--- TASK BRIEF ---
Show, in full, each line of the data that contains "preview".

[Excerpts from an interface dataset]

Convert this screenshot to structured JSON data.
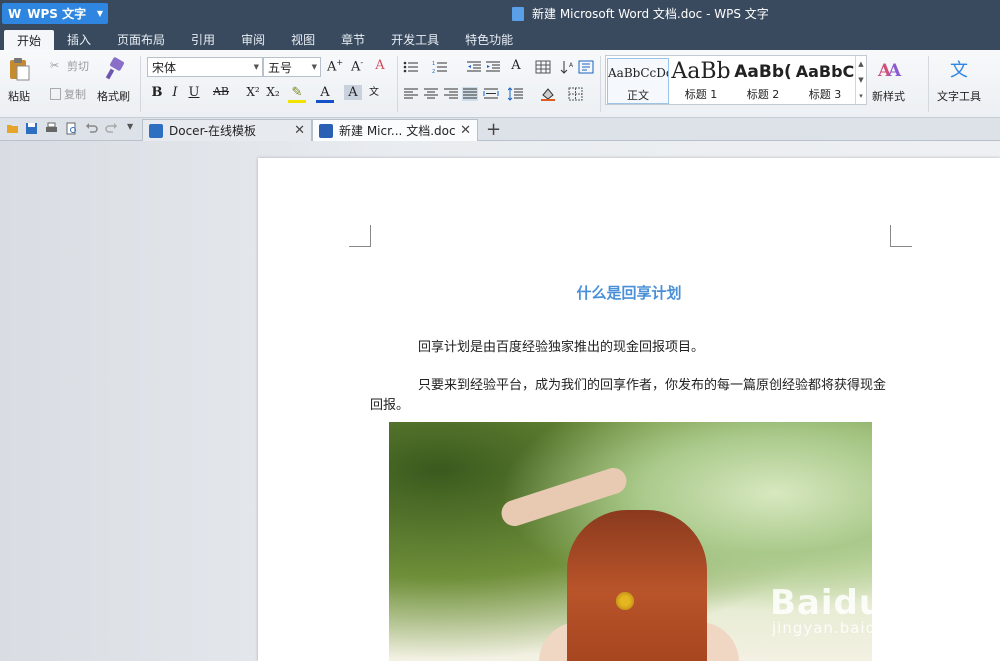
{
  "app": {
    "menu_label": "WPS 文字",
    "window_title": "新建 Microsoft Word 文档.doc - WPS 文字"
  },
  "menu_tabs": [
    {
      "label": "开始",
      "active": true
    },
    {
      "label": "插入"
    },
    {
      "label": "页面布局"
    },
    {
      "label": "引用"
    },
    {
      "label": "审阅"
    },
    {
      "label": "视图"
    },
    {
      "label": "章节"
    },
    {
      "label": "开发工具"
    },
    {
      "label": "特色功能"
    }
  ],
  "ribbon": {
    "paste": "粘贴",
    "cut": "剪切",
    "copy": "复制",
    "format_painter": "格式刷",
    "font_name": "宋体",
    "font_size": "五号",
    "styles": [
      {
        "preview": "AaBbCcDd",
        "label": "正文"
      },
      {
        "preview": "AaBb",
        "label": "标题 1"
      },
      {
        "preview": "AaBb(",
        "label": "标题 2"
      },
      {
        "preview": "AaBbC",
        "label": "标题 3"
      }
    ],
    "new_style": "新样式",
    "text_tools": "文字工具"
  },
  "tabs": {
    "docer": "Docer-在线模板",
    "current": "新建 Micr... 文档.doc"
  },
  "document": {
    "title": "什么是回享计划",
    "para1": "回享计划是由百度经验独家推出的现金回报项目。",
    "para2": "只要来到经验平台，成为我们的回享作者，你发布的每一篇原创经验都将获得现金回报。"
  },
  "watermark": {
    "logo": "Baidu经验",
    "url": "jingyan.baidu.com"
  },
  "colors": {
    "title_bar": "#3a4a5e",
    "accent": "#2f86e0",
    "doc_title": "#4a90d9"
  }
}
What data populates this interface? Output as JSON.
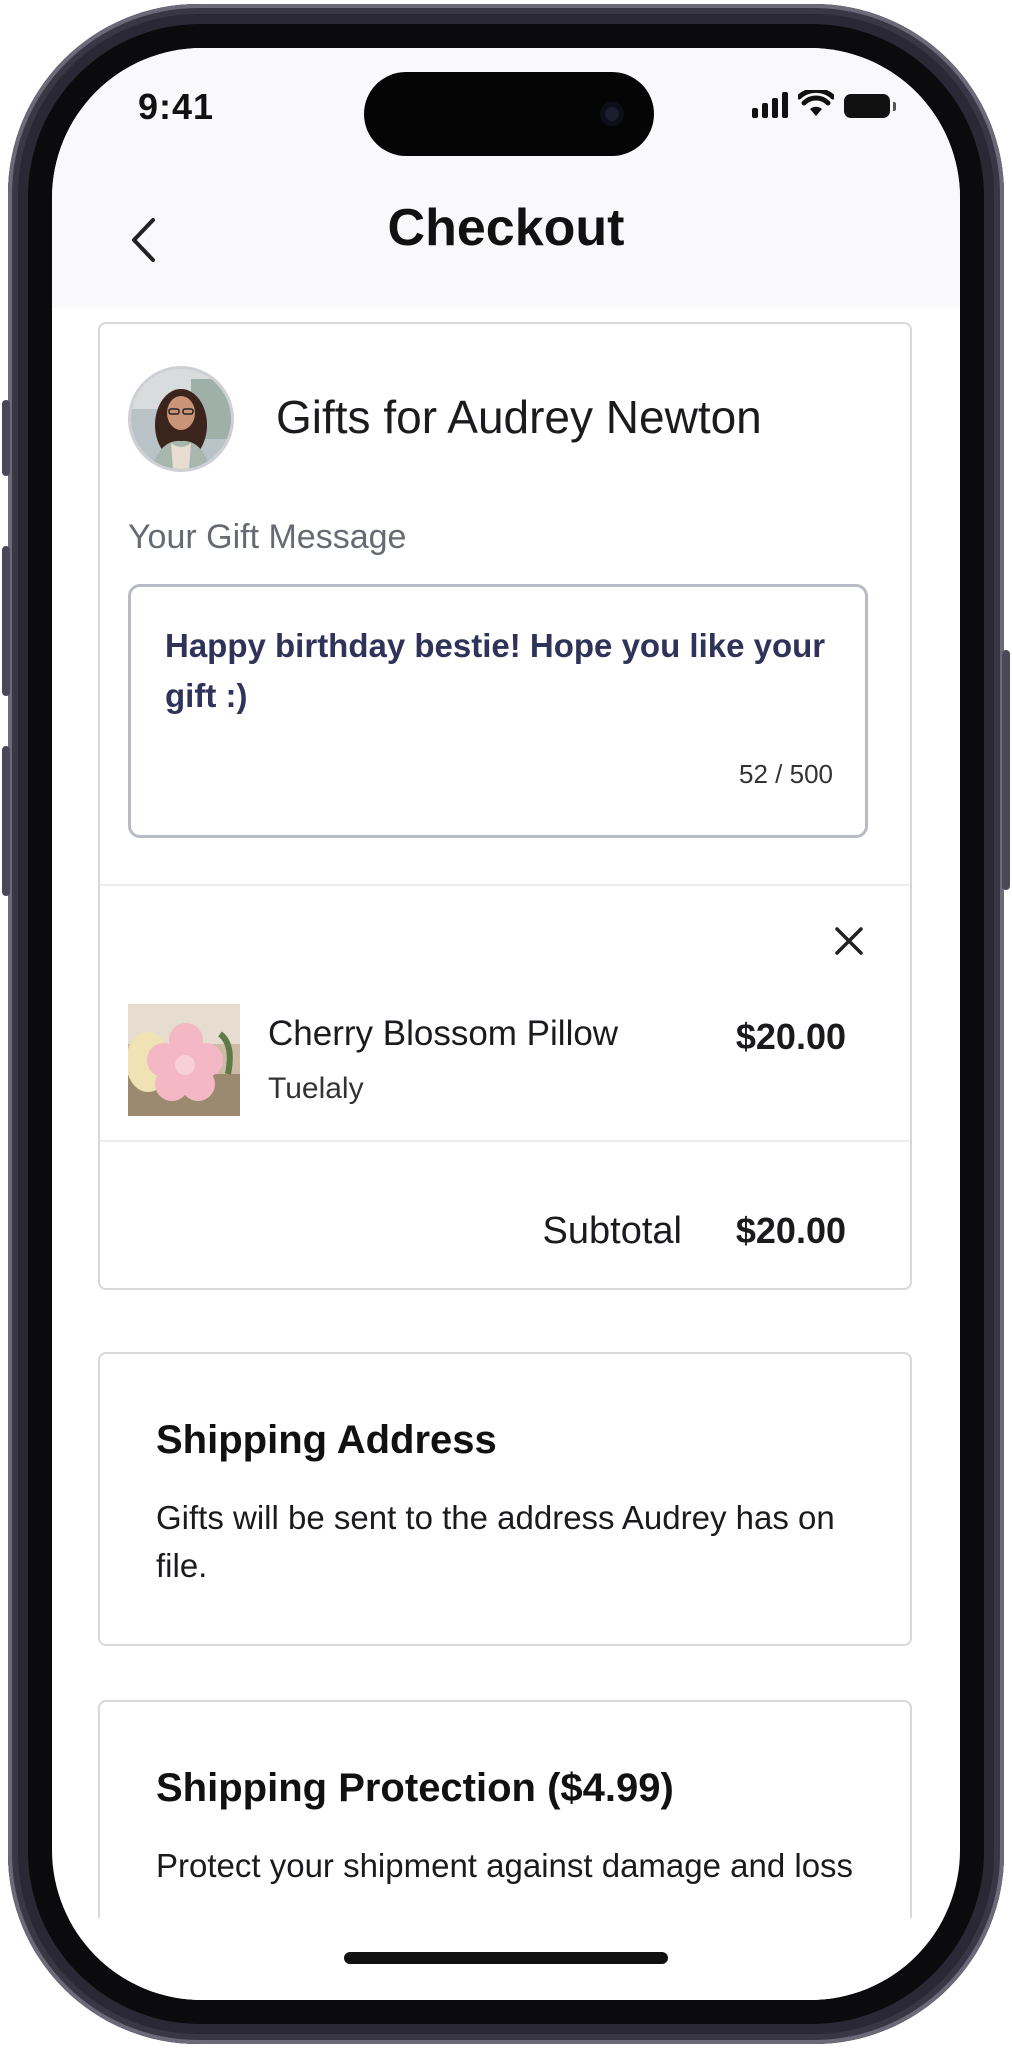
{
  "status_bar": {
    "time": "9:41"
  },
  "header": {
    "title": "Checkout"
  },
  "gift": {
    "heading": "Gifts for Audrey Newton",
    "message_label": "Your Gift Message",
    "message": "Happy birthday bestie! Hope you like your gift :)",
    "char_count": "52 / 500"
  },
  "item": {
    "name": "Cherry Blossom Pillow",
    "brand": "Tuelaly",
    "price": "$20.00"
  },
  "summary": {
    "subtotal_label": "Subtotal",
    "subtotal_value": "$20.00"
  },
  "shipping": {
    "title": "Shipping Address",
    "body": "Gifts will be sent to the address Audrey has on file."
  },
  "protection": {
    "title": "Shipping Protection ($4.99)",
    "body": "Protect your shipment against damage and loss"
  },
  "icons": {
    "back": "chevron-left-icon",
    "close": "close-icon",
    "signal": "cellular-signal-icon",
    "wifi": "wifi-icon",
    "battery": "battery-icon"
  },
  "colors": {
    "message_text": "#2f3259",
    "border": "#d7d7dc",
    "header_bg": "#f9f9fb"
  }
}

--- ANSWER TO THE PROBLEM ---
        "preview": "AaBbCcDd",
        "preview": "AaBb",
        "preview": "AaBb(",
        "preview": "AaBbC",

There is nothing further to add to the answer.